From there, I have been able to use equity to purchase properties relatively regularly and my portfolio is now in double figures.

Reflection

Apart from saving a deposit, the hardest thing was to get the loan in the first place. We might be used to comparing banks but there are lots of lending institutions who may be quite willing to lend you money. Our mortgage broker was able to secure a far better deal with my existing bank than I was able to on my own.

Buying off the plan was risky. Fortunately, upon completion, the property was worth more than the $200,000 we paid for it. What we lost, however, was time. By the time the property actually settled, we had managed to save another $12,000 (which would have been far greater with the addition of rental income). We probably could have purchased a second property then!

The best decision I made was to enter into the joint venture. While you have to be very careful to iron out all the legalities, joint ventures can be a great way to get into the market. In the end I only entered into one joint venture property (which we’ve since sold at a considerable profit) but it gave me a start that I would never otherwise have had!

The biggest mistakes investors make: Mistake number 7 – Failing to Act

Property Investing mistakes - failing to act

Successful property investing is easier than most people think.
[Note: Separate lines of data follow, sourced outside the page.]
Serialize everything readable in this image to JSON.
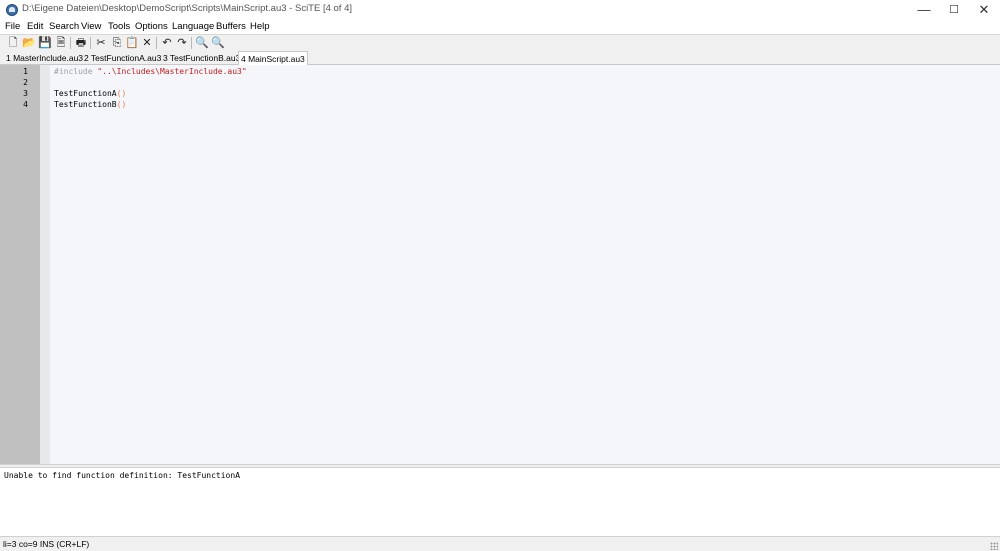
{
  "window": {
    "title": "D:\\Eigene Dateien\\Desktop\\DemoScript\\Scripts\\MainScript.au3 - SciTE [4 of 4]",
    "minimize": "—",
    "maximize": "☐",
    "close": "✕"
  },
  "menu": {
    "items": [
      "File",
      "Edit",
      "Search",
      "View",
      "Tools",
      "Options",
      "Language",
      "Buffers",
      "Help"
    ]
  },
  "toolbar": {
    "new": "🗋",
    "open": "📂",
    "save": "💾",
    "close_file": "🗎",
    "print": "🖶",
    "cut": "✂",
    "copy": "⎘",
    "paste": "📋",
    "delete": "✕",
    "undo": "↶",
    "redo": "↷",
    "find": "🔍",
    "replace": "🔍"
  },
  "tabs": [
    {
      "label": "1 MasterInclude.au3",
      "active": false
    },
    {
      "label": "2 TestFunctionA.au3",
      "active": false
    },
    {
      "label": "3 TestFunctionB.au3",
      "active": false
    },
    {
      "label": "4 MainScript.au3",
      "active": true
    }
  ],
  "editor": {
    "line_numbers": [
      "1",
      "2",
      "3",
      "4"
    ],
    "lines": [
      {
        "directive": "#include ",
        "string": "\"..\\Includes\\MasterInclude.au3\""
      },
      {},
      {
        "func": "TestFunctionA",
        "paren": "()"
      },
      {
        "func": "TestFunctionB",
        "paren": "()"
      }
    ]
  },
  "output": {
    "text": "Unable to find function definition: TestFunctionA"
  },
  "status": {
    "text": "li=3 co=9 INS (CR+LF)"
  },
  "colors": {
    "gutter": "#c0c0c0",
    "editor_bg": "#f4f6f9",
    "string": "#c02020",
    "directive": "#a0a0a0",
    "paren": "#e08050"
  }
}
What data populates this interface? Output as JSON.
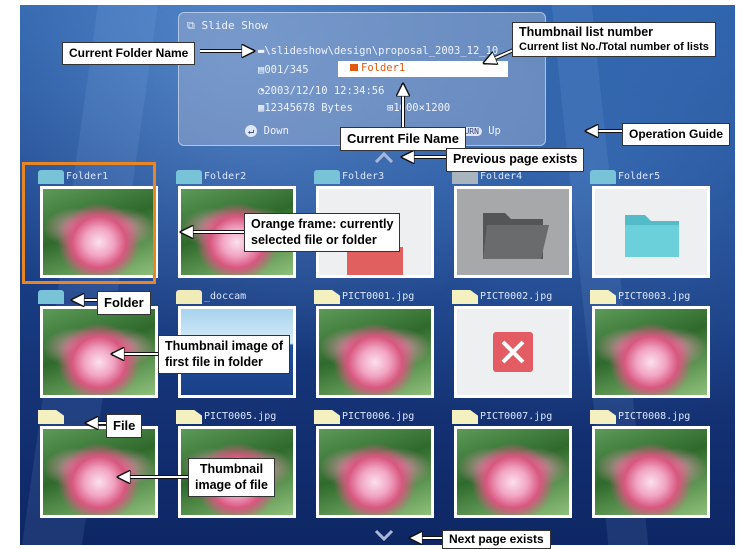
{
  "panel": {
    "title": "Slide Show",
    "folder_path": "\\slideshow\\design\\proposal_2003_12_10",
    "list_number": "001/345",
    "current_file": "Folder1",
    "date": "2003/12/10 12:34:56",
    "size": "12345678 Bytes",
    "resolution": "1600×1200",
    "guide_down": "Down",
    "guide_return": "RETURN",
    "guide_up": "Up"
  },
  "items": [
    {
      "name": "Folder1",
      "kind": "folder",
      "thumb": "lotus"
    },
    {
      "name": "Folder2",
      "kind": "folder",
      "thumb": "lotus"
    },
    {
      "name": "Folder3",
      "kind": "folder",
      "thumb": "folder-red"
    },
    {
      "name": "Folder4",
      "kind": "folder",
      "thumb": "folder-dark"
    },
    {
      "name": "Folder5",
      "kind": "folder",
      "thumb": "folder-cyan"
    },
    {
      "name": "",
      "kind": "folder",
      "thumb": "lotus"
    },
    {
      "name": "_doccam",
      "kind": "doccam",
      "thumb": "sky"
    },
    {
      "name": "PICT0001.jpg",
      "kind": "file",
      "thumb": "lotus"
    },
    {
      "name": "PICT0002.jpg",
      "kind": "file",
      "thumb": "error"
    },
    {
      "name": "PICT0003.jpg",
      "kind": "file",
      "thumb": "lotus"
    },
    {
      "name": "",
      "kind": "file",
      "thumb": "lotus"
    },
    {
      "name": "PICT0005.jpg",
      "kind": "file",
      "thumb": "lotus"
    },
    {
      "name": "PICT0006.jpg",
      "kind": "file",
      "thumb": "lotus"
    },
    {
      "name": "PICT0007.jpg",
      "kind": "file",
      "thumb": "lotus"
    },
    {
      "name": "PICT0008.jpg",
      "kind": "file",
      "thumb": "lotus"
    }
  ],
  "callouts": {
    "current_folder_name": "Current Folder Name",
    "thumbnail_list_number_title": "Thumbnail list number",
    "thumbnail_list_number_sub": "Current list No./Total number of lists",
    "current_file_name": "Current File Name",
    "operation_guide": "Operation Guide",
    "previous_page": "Previous page exists",
    "orange_frame_line1": "Orange frame: currently",
    "orange_frame_line2": "selected file or folder",
    "folder": "Folder",
    "thumb_first_line1": "Thumbnail image of",
    "thumb_first_line2": "first file in folder",
    "file": "File",
    "thumb_file_line1": "Thumbnail",
    "thumb_file_line2": "image of file",
    "next_page": "Next page exists"
  },
  "colors": {
    "selection_frame": "#e88525",
    "current_file_text": "#e05b10",
    "background_blue": "#1a3f86"
  }
}
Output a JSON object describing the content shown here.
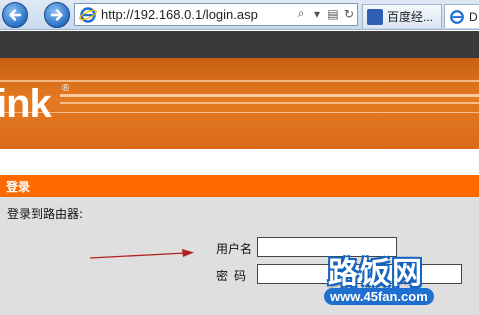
{
  "browser": {
    "url": "http://192.168.0.1/login.asp",
    "tabs": [
      {
        "label": "百度经..."
      },
      {
        "label": "D"
      }
    ]
  },
  "banner": {
    "brand_text": "ink",
    "registered_mark": "®"
  },
  "section": {
    "title": "登录"
  },
  "form": {
    "subtitle": "登录到路由器:",
    "username_label": "用户名",
    "password_label": "密码",
    "username_value": "",
    "password_value": ""
  },
  "watermark": {
    "logo": "路饭网",
    "url": "www.45fan.com"
  },
  "colors": {
    "section_header": "#ff6a00",
    "banner": "#e67a22",
    "arrow": "#b22222",
    "watermark_blue": "#1565c0"
  }
}
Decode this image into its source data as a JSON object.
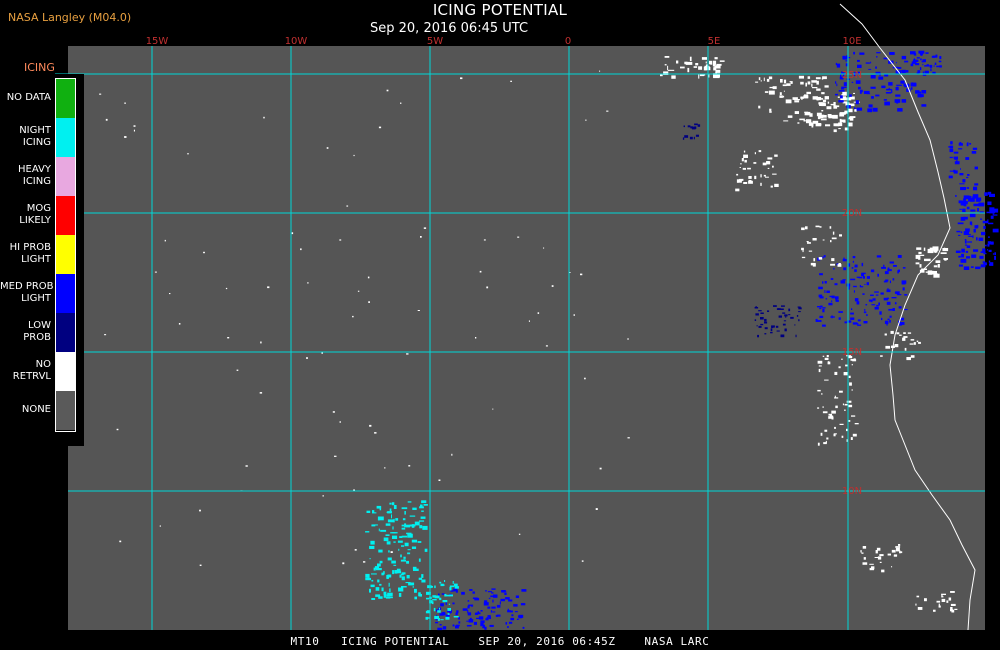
{
  "header": {
    "source": "NASA Langley (M04.0)",
    "title": "ICING POTENTIAL",
    "time": "Sep 20, 2016 06:45 UTC"
  },
  "legend": {
    "title": "ICING",
    "items": [
      {
        "label": "NO DATA",
        "color": "#10b010"
      },
      {
        "label": "NIGHT\nICING",
        "color": "#00f0f0"
      },
      {
        "label": "HEAVY\nICING",
        "color": "#e8a8e0"
      },
      {
        "label": "MOG\nLIKELY",
        "color": "#ff0000"
      },
      {
        "label": "HI PROB\nLIGHT",
        "color": "#ffff00"
      },
      {
        "label": "MED PROB\nLIGHT",
        "color": "#0000ff"
      },
      {
        "label": "LOW\nPROB",
        "color": "#000080"
      },
      {
        "label": "NO\nRETRVL",
        "color": "#ffffff"
      },
      {
        "label": "NONE",
        "color": "#5a5a5a"
      }
    ]
  },
  "map": {
    "background": "#555555",
    "grid_color": "#00d8d8",
    "grid_label_color": "#c03030",
    "lon_labels": [
      "15W",
      "10W",
      "5W",
      "0",
      "5E",
      "10E"
    ],
    "lat_labels": [
      "25N",
      "20N",
      "15N",
      "10N"
    ]
  },
  "footer": {
    "text": "MT10   ICING POTENTIAL    SEP 20, 2016 06:45Z    NASA LARC"
  }
}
The mistakes that prevent most would-be property millionaires from realising their potential are predictable and easy to avoid. In this series of blogs, Den details each of the most common mistakes and how to ensure you don’t make them.

Mistake number 7 – Failing to act

I recently had a conversation with a group of experienced property investors. During the conversation we started sharing our biggest mistakes, and every one of us felt that we took too long to start investing. We held off, waiting for the perfect moment. There was always something that prevented us from starting, myself included; I hadn’t found the perfect property, I didn’t understand all about finances, I wanted to go overseas, I didn’t earn quite enough money – the list goes on.
The fact is, just like many other things in life, there is never a perfect time to buy your first investment property.

How do you know when you’re ready to buy?

Simply, you don’t. If you look hard enough, there will always be something holding you back. However, if you do the following things then you’re probably ready:

  • Get some property investing education – read books, listen to a property investing podcast (like ours!), talk to property investors, join a property investing group (like our Everyday Property Mastermind groups) and make sure you know exactly what you’re getting yourself into!
  • Do your calculations using a property cashflow calculator – make sure you know, as accurately as possible, how much this investment property is going to cost you (or how much you will make) from Day 1.
  • Do you due diligence – make sure the property and location you’re looking at has no hidden secrets and is going to earn you the amount you’ve calculated

If you really want to, you can employ a mentor or coach to help you, check out our property investing coaching or find another property coach whose style and message resonates with you.

So what can we learn?

Many property investors wish they’d started investing sooner. Fortunately property investing can be a forgiving game (I made so many mistakes with my first property and I now have a successful portfolio!) but you still need to feel comfortable about your investments to sleep at night. Furthermore, of all the mentoring and masterminding clients I have worked with, very few property have regretted buying a particular property – most of the regret I encounter is that they didn’t buy a property.

What can we do now?

Have a good look at your finances and decide whether you can afford to buy an investment property. If you can, then start checking off the other “readiness factors” listed in this blog.  Work out what you’re afraid of, and create a task or two to help you get past this fear.
There is a whole world of property waiting for you!